Supplied material –
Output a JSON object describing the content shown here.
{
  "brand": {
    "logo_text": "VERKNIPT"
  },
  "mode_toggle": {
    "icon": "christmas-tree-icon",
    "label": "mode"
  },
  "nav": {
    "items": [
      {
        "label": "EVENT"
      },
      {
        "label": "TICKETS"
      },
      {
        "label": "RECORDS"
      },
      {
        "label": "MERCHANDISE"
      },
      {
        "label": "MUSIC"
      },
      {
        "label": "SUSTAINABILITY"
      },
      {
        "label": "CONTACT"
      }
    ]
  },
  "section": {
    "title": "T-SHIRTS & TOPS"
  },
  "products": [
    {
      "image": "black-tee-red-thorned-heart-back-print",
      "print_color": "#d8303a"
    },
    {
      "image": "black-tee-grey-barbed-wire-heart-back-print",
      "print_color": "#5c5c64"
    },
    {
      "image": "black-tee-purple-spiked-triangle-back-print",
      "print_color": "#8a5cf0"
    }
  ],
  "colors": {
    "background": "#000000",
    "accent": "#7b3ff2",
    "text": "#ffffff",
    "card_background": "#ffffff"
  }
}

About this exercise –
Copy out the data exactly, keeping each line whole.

Exercise result –
Output a JSON object describing the content shown here.
{
  "brand": {
    "logo_text": "VERKNIPT"
  },
  "mode_toggle": {
    "icon": "christmas-tree-icon",
    "label": "mode"
  },
  "nav": {
    "items": [
      {
        "label": "EVENT"
      },
      {
        "label": "TICKETS"
      },
      {
        "label": "RECORDS"
      },
      {
        "label": "MERCHANDISE"
      },
      {
        "label": "MUSIC"
      },
      {
        "label": "SUSTAINABILITY"
      },
      {
        "label": "CONTACT"
      }
    ]
  },
  "section": {
    "title": "T-SHIRTS & TOPS"
  },
  "products": [
    {
      "image": "black-tee-red-thorned-heart-back-print",
      "print_color": "#d8303a"
    },
    {
      "image": "black-tee-grey-barbed-wire-heart-back-print",
      "print_color": "#5c5c64"
    },
    {
      "image": "black-tee-purple-spiked-triangle-back-print",
      "print_color": "#8a5cf0"
    }
  ],
  "colors": {
    "background": "#000000",
    "accent": "#7b3ff2",
    "text": "#ffffff",
    "card_background": "#ffffff"
  }
}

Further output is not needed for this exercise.